Two years ago we eked through our last year believing in Santa. Our girls were in 5th grade and had turned 11 that November, and while they doubted Santa’s existence, they weren’t sure. I overheard them talking to each other Christmas week, “Let’s sleep on the couch on Christmas Eve because that way we’ll know.” They didn’t sleep on the couch because I think that subconsciously they didn’t want to know the truth.
Our next door neighbor’s daughter helped keep the magic alive that last year. The Christmas before she went to the American Girl store in December and Saige, the doll of the year, was sold out. Yet Santa left Saige for her under the Christmas tree. She told my girls that Santa had to be real because how else would she have received Saige? Of course it never occurred to her or to my two that her mother ordered the doll well before Christmas.
There are many letters on the Internet that answer the “is Santa real?” question in a way that preserves the magic of Christmas. Of course the original “Yes, Virginia, there is a Santa Claus” letter could never be topped; but last year I found a letter that I loved, adapted it for my daughters, printed it out, and carried two around in a Ziplock bag in my purse the entire month of December. But they never asked.
On Christmas Eve I asked if they wanted to make cookies for Santa and put out sugar cubes and carrots for the reindeer as we’ve done every year. They exchanged knowing glances and said “sure” and then added “but please don’t put the photos on Facebook.” At that moment, I knew that they knew the truth. But more importantly, I knew that my sweet daughters did not want to ruin the magic of Christmas for me. They already understood the message that the unopened letters in my purse conveyed:
Santa is bigger than any person, and his work has gone on longer than any of us have lived. What he does is simple, but it is powerful. He teaches children how to believe in something they can’t see or touch.
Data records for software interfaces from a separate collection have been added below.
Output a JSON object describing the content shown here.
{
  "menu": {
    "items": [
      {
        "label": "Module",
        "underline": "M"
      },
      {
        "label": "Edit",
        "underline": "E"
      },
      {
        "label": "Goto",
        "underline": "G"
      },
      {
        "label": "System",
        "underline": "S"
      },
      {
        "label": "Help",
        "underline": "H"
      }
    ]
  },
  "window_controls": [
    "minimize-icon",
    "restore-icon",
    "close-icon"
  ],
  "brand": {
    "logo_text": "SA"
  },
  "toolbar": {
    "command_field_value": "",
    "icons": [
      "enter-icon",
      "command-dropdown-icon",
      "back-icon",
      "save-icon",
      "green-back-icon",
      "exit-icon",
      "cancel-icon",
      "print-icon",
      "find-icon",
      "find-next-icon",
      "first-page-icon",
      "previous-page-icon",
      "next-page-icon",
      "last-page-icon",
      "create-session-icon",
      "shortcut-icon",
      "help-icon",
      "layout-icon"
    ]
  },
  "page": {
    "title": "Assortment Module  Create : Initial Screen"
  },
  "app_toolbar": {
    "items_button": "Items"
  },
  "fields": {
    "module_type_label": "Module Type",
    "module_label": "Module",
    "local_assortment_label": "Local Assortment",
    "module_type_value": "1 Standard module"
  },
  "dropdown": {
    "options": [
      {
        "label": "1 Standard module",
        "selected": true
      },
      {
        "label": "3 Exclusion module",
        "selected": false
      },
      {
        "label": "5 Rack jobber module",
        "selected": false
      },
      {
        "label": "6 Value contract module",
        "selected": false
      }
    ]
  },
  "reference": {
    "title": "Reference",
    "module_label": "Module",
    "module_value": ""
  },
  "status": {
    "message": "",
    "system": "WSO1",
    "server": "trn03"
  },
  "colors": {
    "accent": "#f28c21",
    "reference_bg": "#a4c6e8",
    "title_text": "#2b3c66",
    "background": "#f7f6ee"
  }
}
Santa is love and magic and hope and happiness.*
Do your kids still believe in Santa?
*From a letter penned by Martha Brockenbrough to her daughter Lucy in 2009.